[Stored entries]
<<<<

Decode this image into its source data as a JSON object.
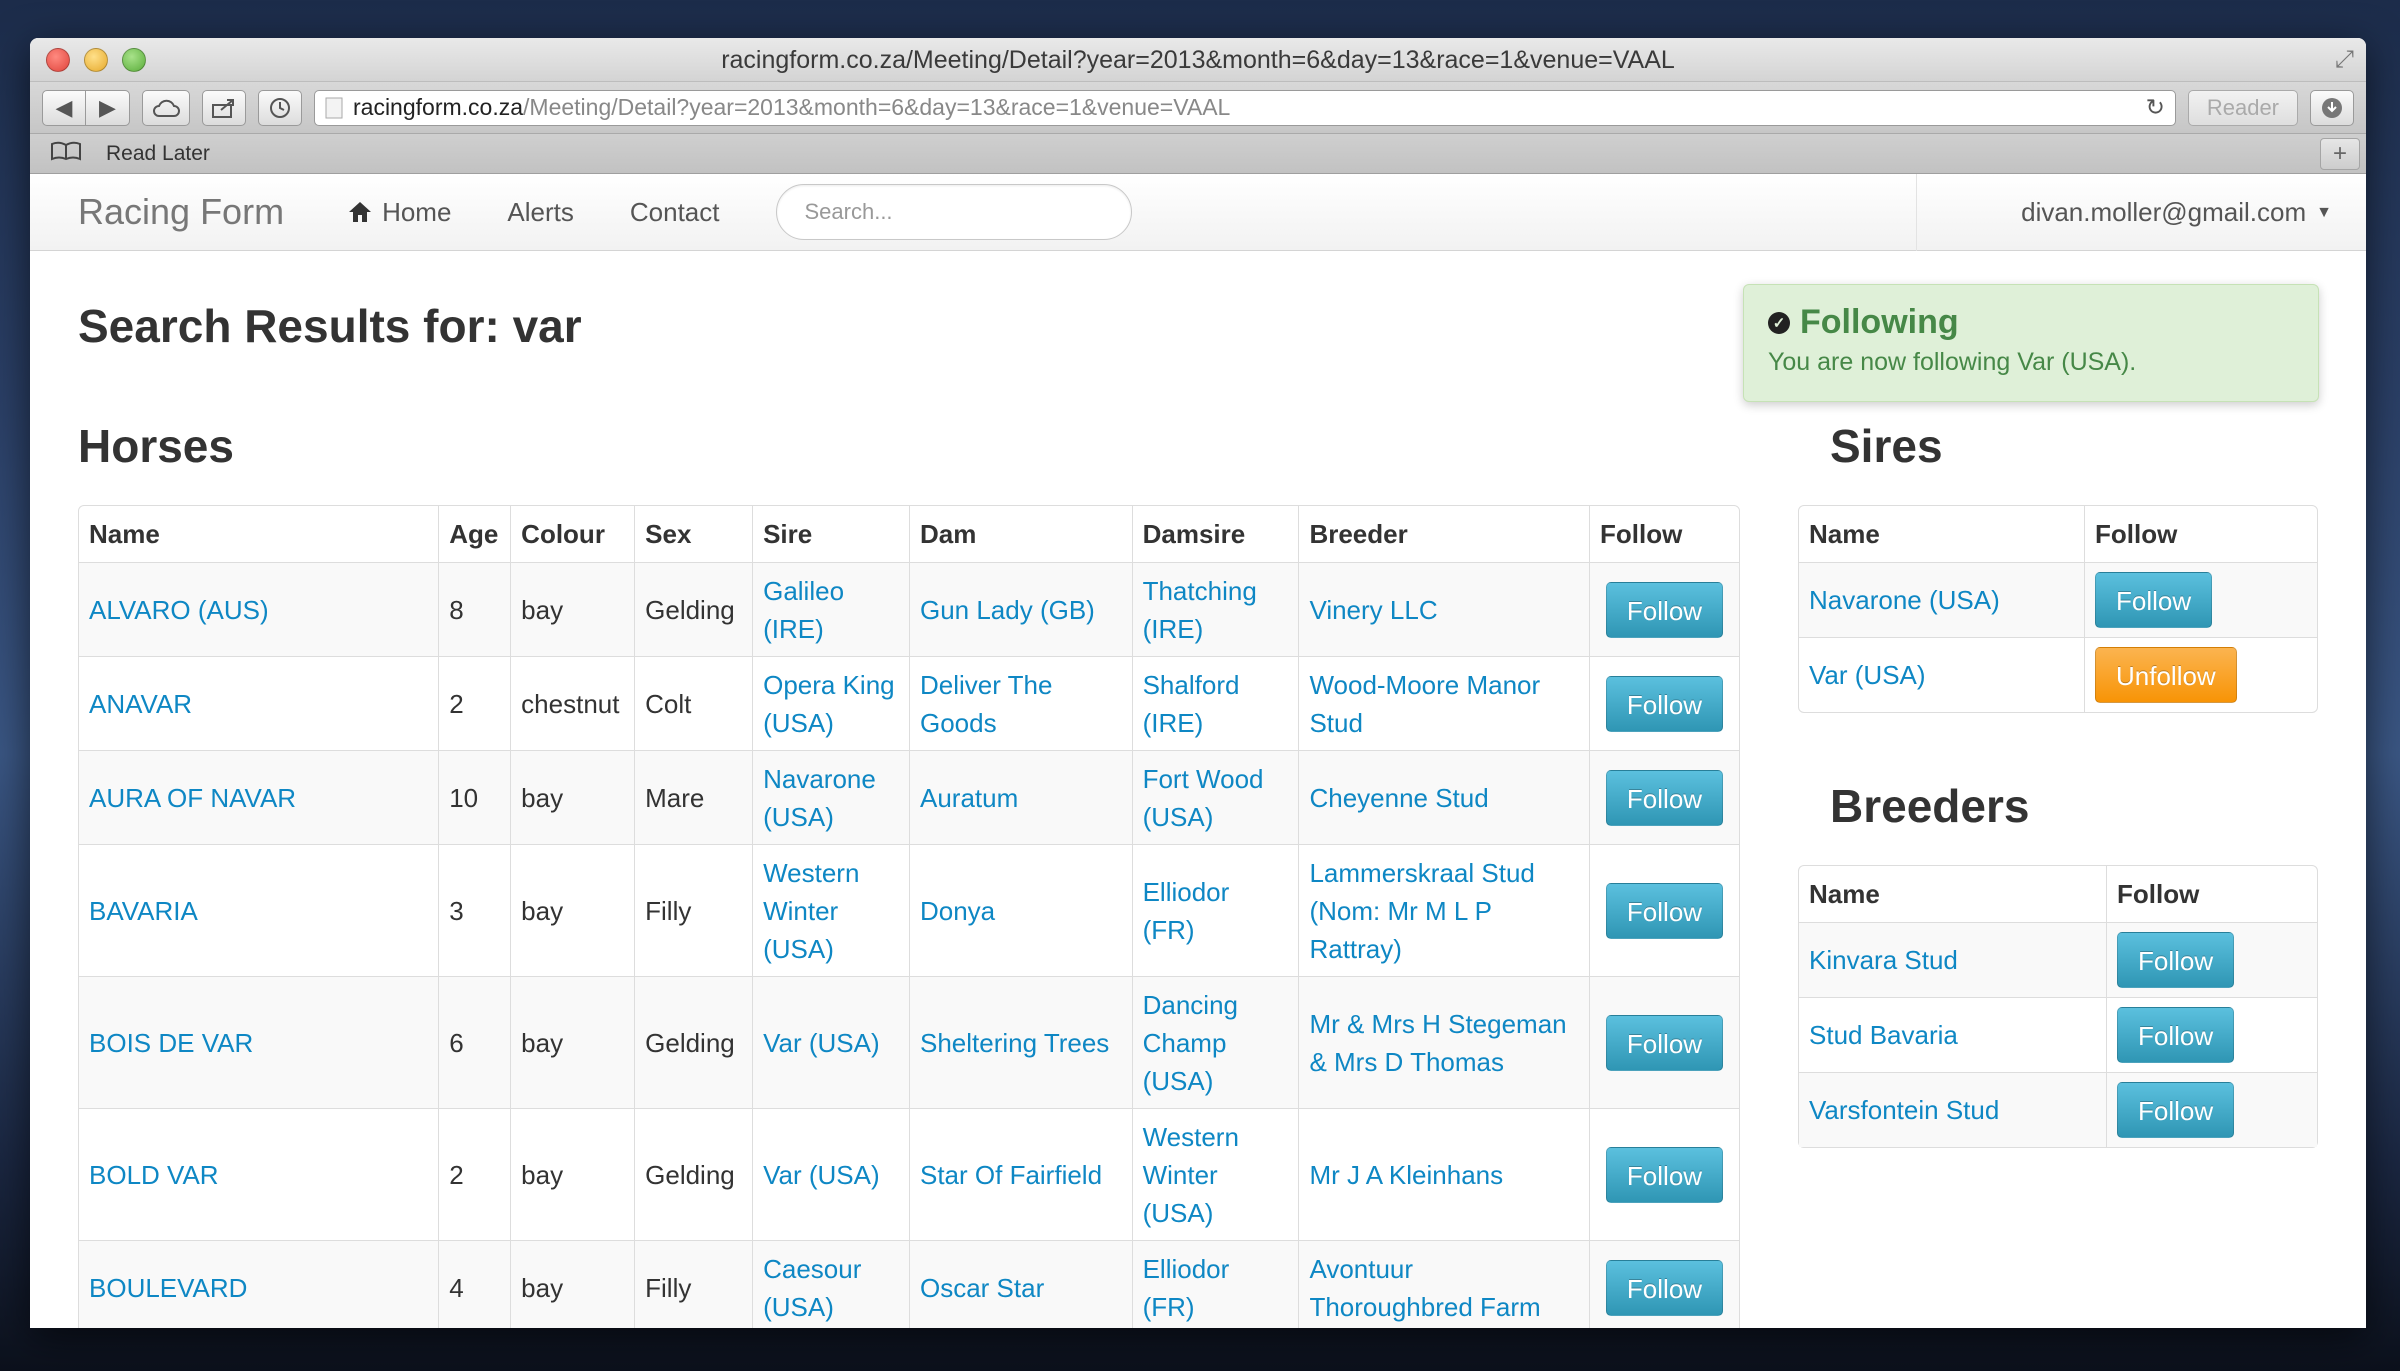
{
  "window": {
    "title": "racingform.co.za/Meeting/Detail?year=2013&month=6&day=13&race=1&venue=VAAL",
    "url_host": "racingform.co.za",
    "url_path": "/Meeting/Detail?year=2013&month=6&day=13&race=1&venue=VAAL",
    "reader_label": "Reader",
    "bookmark_label": "Read Later"
  },
  "navbar": {
    "brand": "Racing Form",
    "home": "Home",
    "alerts": "Alerts",
    "contact": "Contact",
    "search_placeholder": "Search...",
    "user": "divan.moller@gmail.com"
  },
  "alert": {
    "title": "Following",
    "text": "You are now following Var (USA)."
  },
  "page_title": "Search Results for: var",
  "horses": {
    "heading": "Horses",
    "columns": [
      "Name",
      "Age",
      "Colour",
      "Sex",
      "Sire",
      "Dam",
      "Damsire",
      "Breeder",
      "Follow"
    ],
    "rows": [
      {
        "name": "ALVARO (AUS)",
        "age": "8",
        "colour": "bay",
        "sex": "Gelding",
        "sire": "Galileo (IRE)",
        "dam": "Gun Lady (GB)",
        "damsire": "Thatching (IRE)",
        "breeder": "Vinery LLC",
        "action": "Follow"
      },
      {
        "name": "ANAVAR",
        "age": "2",
        "colour": "chestnut",
        "sex": "Colt",
        "sire": "Opera King (USA)",
        "dam": "Deliver The Goods",
        "damsire": "Shalford (IRE)",
        "breeder": "Wood-Moore Manor Stud",
        "action": "Follow"
      },
      {
        "name": "AURA OF NAVAR",
        "age": "10",
        "colour": "bay",
        "sex": "Mare",
        "sire": "Navarone (USA)",
        "dam": "Auratum",
        "damsire": "Fort Wood (USA)",
        "breeder": "Cheyenne Stud",
        "action": "Follow"
      },
      {
        "name": "BAVARIA",
        "age": "3",
        "colour": "bay",
        "sex": "Filly",
        "sire": "Western Winter (USA)",
        "dam": "Donya",
        "damsire": "Elliodor (FR)",
        "breeder": "Lammerskraal Stud (Nom: Mr M L P Rattray)",
        "action": "Follow"
      },
      {
        "name": "BOIS DE VAR",
        "age": "6",
        "colour": "bay",
        "sex": "Gelding",
        "sire": "Var (USA)",
        "dam": "Sheltering Trees",
        "damsire": "Dancing Champ (USA)",
        "breeder": "Mr & Mrs H Stegeman & Mrs D Thomas",
        "action": "Follow"
      },
      {
        "name": "BOLD VAR",
        "age": "2",
        "colour": "bay",
        "sex": "Gelding",
        "sire": "Var (USA)",
        "dam": "Star Of Fairfield",
        "damsire": "Western Winter (USA)",
        "breeder": "Mr J A Kleinhans",
        "action": "Follow"
      },
      {
        "name": "BOULEVARD",
        "age": "4",
        "colour": "bay",
        "sex": "Filly",
        "sire": "Caesour (USA)",
        "dam": "Oscar Star",
        "damsire": "Elliodor (FR)",
        "breeder": "Avontuur Thoroughbred Farm",
        "action": "Follow"
      }
    ]
  },
  "sires": {
    "heading": "Sires",
    "columns": [
      "Name",
      "Follow"
    ],
    "rows": [
      {
        "name": "Navarone (USA)",
        "action": "Follow",
        "style": "info"
      },
      {
        "name": "Var (USA)",
        "action": "Unfollow",
        "style": "warning"
      }
    ]
  },
  "breeders": {
    "heading": "Breeders",
    "columns": [
      "Name",
      "Follow"
    ],
    "rows": [
      {
        "name": "Kinvara Stud",
        "action": "Follow",
        "style": "info"
      },
      {
        "name": "Stud Bavaria",
        "action": "Follow",
        "style": "info"
      },
      {
        "name": "Varsfontein Stud",
        "action": "Follow",
        "style": "info"
      }
    ]
  },
  "colors": {
    "link": "#0e87c4",
    "btn_info": "#49afcd",
    "btn_warning": "#f89406",
    "alert_bg": "#dff0d8",
    "alert_text": "#468847"
  }
}
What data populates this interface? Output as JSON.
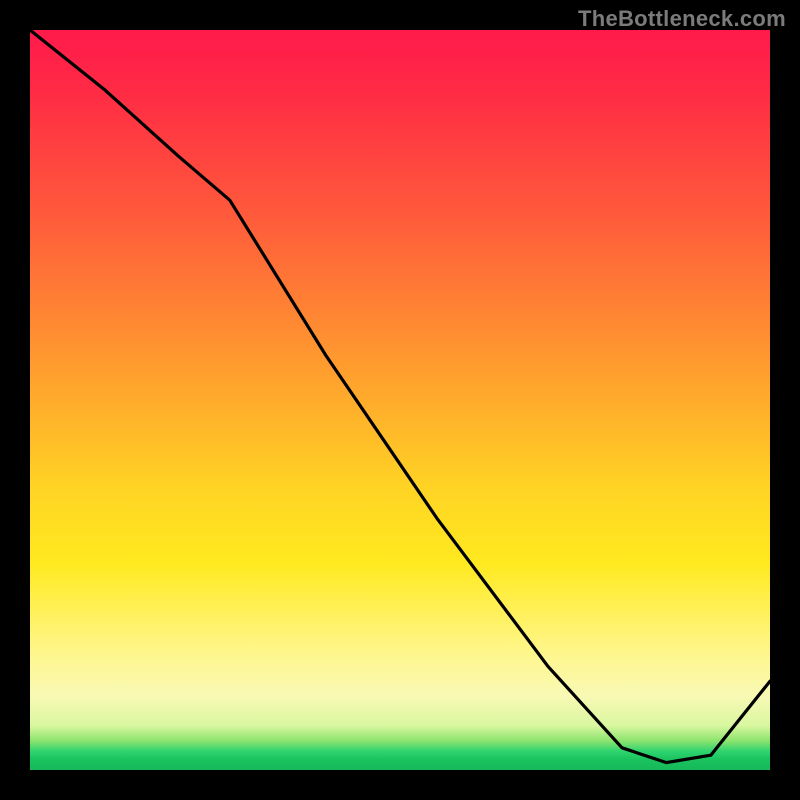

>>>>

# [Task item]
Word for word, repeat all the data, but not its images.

# [Completed exercise]
Decode this image into its source data as a JSON object.
{
  "window": {
    "title": "racingform.co.za/Meeting/Detail?year=2013&month=6&day=13&race=1&venue=VAAL",
    "url_host": "racingform.co.za",
    "url_path": "/Meeting/Detail?year=2013&month=6&day=13&race=1&venue=VAAL",
    "reader_label": "Reader",
    "bookmark_label": "Read Later"
  },
  "navbar": {
    "brand": "Racing Form",
    "home": "Home",
    "alerts": "Alerts",
    "contact": "Contact",
    "search_placeholder": "Search...",
    "user": "divan.moller@gmail.com"
  },
  "alert": {
    "title": "Following",
    "text": "You are now following Var (USA)."
  },
  "page_title": "Search Results for: var",
  "horses": {
    "heading": "Horses",
    "columns": [
      "Name",
      "Age",
      "Colour",
      "Sex",
      "Sire",
      "Dam",
      "Damsire",
      "Breeder",
      "Follow"
    ],
    "rows": [
      {
        "name": "ALVARO (AUS)",
        "age": "8",
        "colour": "bay",
        "sex": "Gelding",
        "sire": "Galileo (IRE)",
        "dam": "Gun Lady (GB)",
        "damsire": "Thatching (IRE)",
        "breeder": "Vinery LLC",
        "action": "Follow"
      },
      {
        "name": "ANAVAR",
        "age": "2",
        "colour": "chestnut",
        "sex": "Colt",
        "sire": "Opera King (USA)",
        "dam": "Deliver The Goods",
        "damsire": "Shalford (IRE)",
        "breeder": "Wood-Moore Manor Stud",
        "action": "Follow"
      },
      {
        "name": "AURA OF NAVAR",
        "age": "10",
        "colour": "bay",
        "sex": "Mare",
        "sire": "Navarone (USA)",
        "dam": "Auratum",
        "damsire": "Fort Wood (USA)",
        "breeder": "Cheyenne Stud",
        "action": "Follow"
      },
      {
        "name": "BAVARIA",
        "age": "3",
        "colour": "bay",
        "sex": "Filly",
        "sire": "Western Winter (USA)",
        "dam": "Donya",
        "damsire": "Elliodor (FR)",
        "breeder": "Lammerskraal Stud (Nom: Mr M L P Rattray)",
        "action": "Follow"
      },
      {
        "name": "BOIS DE VAR",
        "age": "6",
        "colour": "bay",
        "sex": "Gelding",
        "sire": "Var (USA)",
        "dam": "Sheltering Trees",
        "damsire": "Dancing Champ (USA)",
        "breeder": "Mr & Mrs H Stegeman & Mrs D Thomas",
        "action": "Follow"
      },
      {
        "name": "BOLD VAR",
        "age": "2",
        "colour": "bay",
        "sex": "Gelding",
        "sire": "Var (USA)",
        "dam": "Star Of Fairfield",
        "damsire": "Western Winter (USA)",
        "breeder": "Mr J A Kleinhans",
        "action": "Follow"
      },
      {
        "name": "BOULEVARD",
        "age": "4",
        "colour": "bay",
        "sex": "Filly",
        "sire": "Caesour (USA)",
        "dam": "Oscar Star",
        "damsire": "Elliodor (FR)",
        "breeder": "Avontuur Thoroughbred Farm",
        "action": "Follow"
      }
    ]
  },
  "sires": {
    "heading": "Sires",
    "columns": [
      "Name",
      "Follow"
    ],
    "rows": [
      {
        "name": "Navarone (USA)",
        "action": "Follow",
        "style": "info"
      },
      {
        "name": "Var (USA)",
        "action": "Unfollow",
        "style": "warning"
      }
    ]
  },
  "breeders": {
    "heading": "Breeders",
    "columns": [
      "Name",
      "Follow"
    ],
    "rows": [
      {
        "name": "Kinvara Stud",
        "action": "Follow",
        "style": "info"
      },
      {
        "name": "Stud Bavaria",
        "action": "Follow",
        "style": "info"
      },
      {
        "name": "Varsfontein Stud",
        "action": "Follow",
        "style": "info"
      }
    ]
  },
  "colors": {
    "link": "#0e87c4",
    "btn_info": "#49afcd",
    "btn_warning": "#f89406",
    "alert_bg": "#dff0d8",
    "alert_text": "#468847"
  }
}
What data populates this interface? Output as JSON.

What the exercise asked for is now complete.